START Task input

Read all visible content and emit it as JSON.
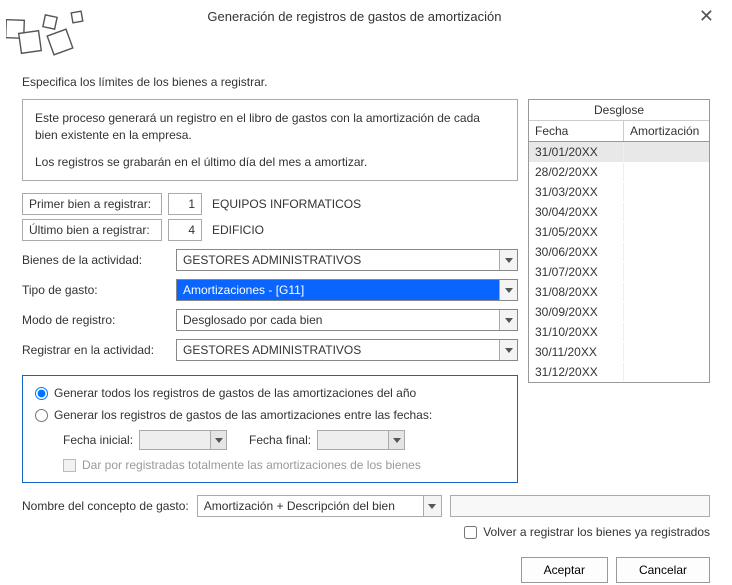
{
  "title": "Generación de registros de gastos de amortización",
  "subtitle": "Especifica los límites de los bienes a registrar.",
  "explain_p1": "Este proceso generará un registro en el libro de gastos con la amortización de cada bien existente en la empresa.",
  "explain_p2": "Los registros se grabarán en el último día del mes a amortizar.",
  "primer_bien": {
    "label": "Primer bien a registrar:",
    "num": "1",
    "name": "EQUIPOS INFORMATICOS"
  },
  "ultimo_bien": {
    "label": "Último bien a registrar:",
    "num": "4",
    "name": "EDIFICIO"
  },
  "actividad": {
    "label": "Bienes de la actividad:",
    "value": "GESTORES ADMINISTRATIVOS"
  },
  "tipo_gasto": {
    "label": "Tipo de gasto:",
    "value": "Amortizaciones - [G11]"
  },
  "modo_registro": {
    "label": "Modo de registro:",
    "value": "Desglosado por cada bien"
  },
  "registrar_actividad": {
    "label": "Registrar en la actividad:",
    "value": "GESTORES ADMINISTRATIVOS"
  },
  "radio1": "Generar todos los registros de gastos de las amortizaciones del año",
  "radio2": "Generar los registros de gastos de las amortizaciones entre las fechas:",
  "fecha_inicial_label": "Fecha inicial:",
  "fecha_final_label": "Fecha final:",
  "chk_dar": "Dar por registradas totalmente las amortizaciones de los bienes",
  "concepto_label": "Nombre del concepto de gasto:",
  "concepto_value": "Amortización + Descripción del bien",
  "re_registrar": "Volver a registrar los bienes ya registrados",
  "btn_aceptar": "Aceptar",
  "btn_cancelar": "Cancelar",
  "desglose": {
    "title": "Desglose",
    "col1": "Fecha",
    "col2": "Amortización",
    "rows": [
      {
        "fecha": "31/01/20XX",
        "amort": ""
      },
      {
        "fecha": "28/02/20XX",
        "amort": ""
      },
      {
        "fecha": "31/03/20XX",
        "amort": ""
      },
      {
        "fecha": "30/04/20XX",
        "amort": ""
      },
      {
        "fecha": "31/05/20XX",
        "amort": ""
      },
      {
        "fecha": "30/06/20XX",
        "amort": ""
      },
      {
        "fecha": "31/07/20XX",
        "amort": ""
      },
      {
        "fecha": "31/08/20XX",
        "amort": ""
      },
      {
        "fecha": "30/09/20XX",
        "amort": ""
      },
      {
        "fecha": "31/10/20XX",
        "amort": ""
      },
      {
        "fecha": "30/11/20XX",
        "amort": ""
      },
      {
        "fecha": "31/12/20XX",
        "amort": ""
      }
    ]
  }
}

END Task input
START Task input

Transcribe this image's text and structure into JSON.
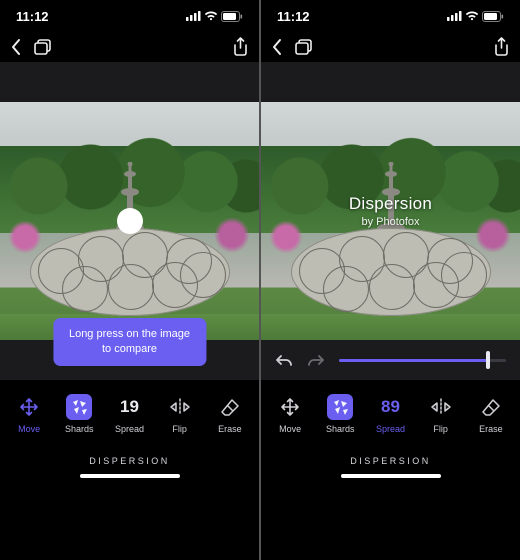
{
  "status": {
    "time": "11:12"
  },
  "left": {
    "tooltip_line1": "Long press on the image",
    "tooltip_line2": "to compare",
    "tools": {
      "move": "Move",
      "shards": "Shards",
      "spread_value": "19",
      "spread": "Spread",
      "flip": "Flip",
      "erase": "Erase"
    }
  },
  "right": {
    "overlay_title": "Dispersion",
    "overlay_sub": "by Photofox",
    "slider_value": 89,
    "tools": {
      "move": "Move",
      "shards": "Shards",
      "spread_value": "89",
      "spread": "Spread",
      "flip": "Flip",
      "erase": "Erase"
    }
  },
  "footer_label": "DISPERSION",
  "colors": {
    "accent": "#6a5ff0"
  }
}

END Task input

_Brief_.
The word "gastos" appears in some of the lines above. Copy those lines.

_Answer box_.
  "title": "Generación de registros de gastos de amortización",
  "explain_p1": "Este proceso generará un registro en el libro de gastos con la amortización de cada bien existente en la empresa.",
  "radio1": "Generar todos los registros de gastos de las amortizaciones del año",
  "radio2": "Generar los registros de gastos de las amortizaciones entre las fechas:",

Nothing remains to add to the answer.